● Task requirements: Every entry below, from first to last, should be copied exactly.

[Collected data entries]
- Opening Delimiter -

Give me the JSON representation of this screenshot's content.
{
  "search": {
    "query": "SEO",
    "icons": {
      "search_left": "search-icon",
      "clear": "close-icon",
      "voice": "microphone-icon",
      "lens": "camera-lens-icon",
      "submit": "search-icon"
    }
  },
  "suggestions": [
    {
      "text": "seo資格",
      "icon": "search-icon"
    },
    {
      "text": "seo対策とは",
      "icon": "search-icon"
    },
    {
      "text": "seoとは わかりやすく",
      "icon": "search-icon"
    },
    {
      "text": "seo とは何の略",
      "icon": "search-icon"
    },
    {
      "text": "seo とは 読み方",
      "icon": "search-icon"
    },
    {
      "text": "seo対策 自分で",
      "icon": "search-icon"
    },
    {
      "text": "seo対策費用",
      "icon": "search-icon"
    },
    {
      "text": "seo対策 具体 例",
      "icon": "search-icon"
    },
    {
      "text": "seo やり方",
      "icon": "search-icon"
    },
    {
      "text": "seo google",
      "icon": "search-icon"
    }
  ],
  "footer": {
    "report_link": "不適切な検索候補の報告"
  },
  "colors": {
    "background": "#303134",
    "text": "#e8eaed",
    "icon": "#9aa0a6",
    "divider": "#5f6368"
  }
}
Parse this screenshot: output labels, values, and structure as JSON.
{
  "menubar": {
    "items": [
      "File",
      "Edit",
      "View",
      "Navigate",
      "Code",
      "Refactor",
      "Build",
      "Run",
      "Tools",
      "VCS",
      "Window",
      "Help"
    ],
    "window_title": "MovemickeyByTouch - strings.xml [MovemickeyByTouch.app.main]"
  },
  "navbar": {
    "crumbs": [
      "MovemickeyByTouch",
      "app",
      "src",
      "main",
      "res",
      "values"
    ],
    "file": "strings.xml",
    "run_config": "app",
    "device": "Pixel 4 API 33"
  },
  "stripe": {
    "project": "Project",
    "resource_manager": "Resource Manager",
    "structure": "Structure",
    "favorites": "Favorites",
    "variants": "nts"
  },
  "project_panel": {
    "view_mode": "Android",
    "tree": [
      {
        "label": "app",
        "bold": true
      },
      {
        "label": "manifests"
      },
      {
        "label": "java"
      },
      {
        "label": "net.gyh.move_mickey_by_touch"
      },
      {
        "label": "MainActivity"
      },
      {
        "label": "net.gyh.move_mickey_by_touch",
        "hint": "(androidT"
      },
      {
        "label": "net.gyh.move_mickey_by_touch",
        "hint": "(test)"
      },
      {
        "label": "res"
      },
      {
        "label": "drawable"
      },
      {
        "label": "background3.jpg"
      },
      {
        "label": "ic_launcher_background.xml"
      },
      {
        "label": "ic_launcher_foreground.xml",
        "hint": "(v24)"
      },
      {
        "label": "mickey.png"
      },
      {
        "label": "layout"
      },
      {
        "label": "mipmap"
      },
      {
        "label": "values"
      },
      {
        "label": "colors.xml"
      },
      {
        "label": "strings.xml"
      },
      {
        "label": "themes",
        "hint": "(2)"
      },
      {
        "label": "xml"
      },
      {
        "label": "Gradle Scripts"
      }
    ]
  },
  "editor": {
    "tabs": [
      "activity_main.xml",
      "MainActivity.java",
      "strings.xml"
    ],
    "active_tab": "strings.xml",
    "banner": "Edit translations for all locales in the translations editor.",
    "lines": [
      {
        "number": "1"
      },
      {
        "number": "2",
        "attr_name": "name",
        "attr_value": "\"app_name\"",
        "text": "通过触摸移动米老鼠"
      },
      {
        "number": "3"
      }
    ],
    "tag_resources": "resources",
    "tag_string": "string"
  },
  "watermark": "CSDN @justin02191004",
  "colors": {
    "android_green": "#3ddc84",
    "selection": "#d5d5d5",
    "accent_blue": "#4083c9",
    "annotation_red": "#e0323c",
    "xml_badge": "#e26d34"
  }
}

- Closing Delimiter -

● Answer section:
Give me the JSON representation of this screenshot's content.
{
  "search": {
    "query": "SEO",
    "icons": {
      "search_left": "search-icon",
      "clear": "close-icon",
      "voice": "microphone-icon",
      "lens": "camera-lens-icon",
      "submit": "search-icon"
    }
  },
  "suggestions": [
    {
      "text": "seo資格",
      "icon": "search-icon"
    },
    {
      "text": "seo対策とは",
      "icon": "search-icon"
    },
    {
      "text": "seoとは わかりやすく",
      "icon": "search-icon"
    },
    {
      "text": "seo とは何の略",
      "icon": "search-icon"
    },
    {
      "text": "seo とは 読み方",
      "icon": "search-icon"
    },
    {
      "text": "seo対策 自分で",
      "icon": "search-icon"
    },
    {
      "text": "seo対策費用",
      "icon": "search-icon"
    },
    {
      "text": "seo対策 具体 例",
      "icon": "search-icon"
    },
    {
      "text": "seo やり方",
      "icon": "search-icon"
    },
    {
      "text": "seo google",
      "icon": "search-icon"
    }
  ],
  "footer": {
    "report_link": "不適切な検索候補の報告"
  },
  "colors": {
    "background": "#303134",
    "text": "#e8eaed",
    "icon": "#9aa0a6",
    "divider": "#5f6368"
  }
}
Parse this screenshot: output labels, values, and structure as JSON.
{
  "menubar": {
    "items": [
      "File",
      "Edit",
      "View",
      "Navigate",
      "Code",
      "Refactor",
      "Build",
      "Run",
      "Tools",
      "VCS",
      "Window",
      "Help"
    ],
    "window_title": "MovemickeyByTouch - strings.xml [MovemickeyByTouch.app.main]"
  },
  "navbar": {
    "crumbs": [
      "MovemickeyByTouch",
      "app",
      "src",
      "main",
      "res",
      "values"
    ],
    "file": "strings.xml",
    "run_config": "app",
    "device": "Pixel 4 API 33"
  },
  "stripe": {
    "project": "Project",
    "resource_manager": "Resource Manager",
    "structure": "Structure",
    "favorites": "Favorites",
    "variants": "nts"
  },
  "project_panel": {
    "view_mode": "Android",
    "tree": [
      {
        "label": "app",
        "bold": true
      },
      {
        "label": "manifests"
      },
      {
        "label": "java"
      },
      {
        "label": "net.gyh.move_mickey_by_touch"
      },
      {
        "label": "MainActivity"
      },
      {
        "label": "net.gyh.move_mickey_by_touch",
        "hint": "(androidT"
      },
      {
        "label": "net.gyh.move_mickey_by_touch",
        "hint": "(test)"
      },
      {
        "label": "res"
      },
      {
        "label": "drawable"
      },
      {
        "label": "background3.jpg"
      },
      {
        "label": "ic_launcher_background.xml"
      },
      {
        "label": "ic_launcher_foreground.xml",
        "hint": "(v24)"
      },
      {
        "label": "mickey.png"
      },
      {
        "label": "layout"
      },
      {
        "label": "mipmap"
      },
      {
        "label": "values"
      },
      {
        "label": "colors.xml"
      },
      {
        "label": "strings.xml"
      },
      {
        "label": "themes",
        "hint": "(2)"
      },
      {
        "label": "xml"
      },
      {
        "label": "Gradle Scripts"
      }
    ]
  },
  "editor": {
    "tabs": [
      "activity_main.xml",
      "MainActivity.java",
      "strings.xml"
    ],
    "active_tab": "strings.xml",
    "banner": "Edit translations for all locales in the translations editor.",
    "lines": [
      {
        "number": "1"
      },
      {
        "number": "2",
        "attr_name": "name",
        "attr_value": "\"app_name\"",
        "text": "通过触摸移动米老鼠"
      },
      {
        "number": "3"
      }
    ],
    "tag_resources": "resources",
    "tag_string": "string"
  },
  "watermark": "CSDN @justin02191004",
  "colors": {
    "android_green": "#3ddc84",
    "selection": "#d5d5d5",
    "accent_blue": "#4083c9",
    "annotation_red": "#e0323c",
    "xml_badge": "#e26d34"
  }
}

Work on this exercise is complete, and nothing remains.